Netflix said in its earnings report that it had expected to gain a million paid subscribers in the current quarter.
Netflix executives have made it clear the company will get tougher on sharing logins and passwords, which allow many to access the platform’s content without paying.
In an effort to draw new subscribers, Netflix said it will work with Microsoft to launch a cheaper subscription plan that includes advertisements.
The ad-supported offering will be in addition to the three account options already available, with the cheapest plan coming in at $10 per month in the United States.
Kerning Cultures’ new podcast tells ‘forgotten tales’ from around the region
- Arabic-language show ‘Masafat’ aims to bridge ‘gap in media coverage,’ host says
DUBAI: Kerning Cultures Network has released a new show “Masafat” that aims to tell overlooked and forgotten stories spanning the Middle East region — from Jerusalem and Palestine to Egypt and Morocco.
Inspired by the network’s first English show “Kerning Cultures,” “Masafat” was launched because “we believe it’s important to have the same narrative style podcast in Arabic, telling stories in our native language — especially stories that are often overlooked or even forgotten,” Heba Afify, managing editor for Arabic content, told Arab News.
The show’s 13 episodes explore various topics, such as women in mahraganat (a popular form of street music in Egypt), Al-Quds Radio and how it contributed to the cultural and art scene in Palestine, block painting in Syria and reclaiming public spaces in Lebanon.
Afify, who also hosts the show, said: “There’s a gap in the media coverage when it comes to representation of what life looks like in our region, away from the politics and the sensational takes that often constitute the majority of media attention the region receives.”
She said the company was keen on “producing every episode with the perspective and knowledge of a local producer who knows the place and topic inside and out.
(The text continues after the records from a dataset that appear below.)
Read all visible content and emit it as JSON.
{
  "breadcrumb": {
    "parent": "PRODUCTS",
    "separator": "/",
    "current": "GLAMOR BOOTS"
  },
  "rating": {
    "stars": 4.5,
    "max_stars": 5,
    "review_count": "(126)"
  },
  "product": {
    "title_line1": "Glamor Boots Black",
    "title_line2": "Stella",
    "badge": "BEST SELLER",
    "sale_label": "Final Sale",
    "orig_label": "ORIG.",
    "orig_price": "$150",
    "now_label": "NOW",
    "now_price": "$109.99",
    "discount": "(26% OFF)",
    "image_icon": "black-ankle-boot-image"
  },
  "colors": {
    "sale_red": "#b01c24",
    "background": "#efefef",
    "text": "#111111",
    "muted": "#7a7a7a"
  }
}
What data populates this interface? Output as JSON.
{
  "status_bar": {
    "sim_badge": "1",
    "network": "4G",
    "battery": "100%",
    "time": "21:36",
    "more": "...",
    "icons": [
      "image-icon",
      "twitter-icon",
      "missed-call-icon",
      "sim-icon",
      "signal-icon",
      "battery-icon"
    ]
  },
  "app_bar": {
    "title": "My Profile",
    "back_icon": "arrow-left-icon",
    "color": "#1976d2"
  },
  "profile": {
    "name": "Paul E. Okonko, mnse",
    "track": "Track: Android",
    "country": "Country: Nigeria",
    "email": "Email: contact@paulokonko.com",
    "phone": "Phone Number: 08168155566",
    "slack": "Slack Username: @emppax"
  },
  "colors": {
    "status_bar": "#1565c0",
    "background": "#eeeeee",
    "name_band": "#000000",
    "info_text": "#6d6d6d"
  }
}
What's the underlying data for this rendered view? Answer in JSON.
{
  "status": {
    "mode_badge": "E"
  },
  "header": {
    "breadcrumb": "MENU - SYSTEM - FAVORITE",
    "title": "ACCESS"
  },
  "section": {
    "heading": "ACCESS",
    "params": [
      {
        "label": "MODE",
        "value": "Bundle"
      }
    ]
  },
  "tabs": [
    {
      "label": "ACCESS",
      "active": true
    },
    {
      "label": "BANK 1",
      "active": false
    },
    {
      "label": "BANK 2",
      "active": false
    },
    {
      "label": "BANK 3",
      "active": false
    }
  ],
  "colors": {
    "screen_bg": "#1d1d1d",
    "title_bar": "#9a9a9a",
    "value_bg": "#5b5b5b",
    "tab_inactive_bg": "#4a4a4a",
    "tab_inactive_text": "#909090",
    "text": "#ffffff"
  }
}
So besides our diverse team, we collaborated with freelance producers from the countries that we cover in each episode.”
Although podcasts are a relatively new medium, they have grown in popularity with 67 percent of listeners in Saudi Arabia tuning in at least once a week, according to a 2021 report by Rising Giants Network.
“‘Masafat’ is built on the understanding that podcasts as a medium offer a safe space for stories that often don’t get featured or picked up by mainstream media,” said the network’s marketing director, Bella Ibrahim.
“Podcasts especially resonate with younger listeners that don’t feel seen or represented in mainstream media,” she added, with more than half of podcast listeners aged under 22, according to Mohtwize’s latest report.
The goal of “Masafat” is not only to tell overlooked stories but also to shine a light on the true nature of the region by exploring the “lost pieces of our history, the complex realities behind flashy headlines, inspirational journeys and the multifaceted unique realities of living in each corner of this region,” Afify said.
“Such nuanced coverage of our region grounded in deep knowledge and experience and an authentic and sympathetic approach is very much lacking and is crucial in correcting misrepresentation and giving our stories a place to be told.”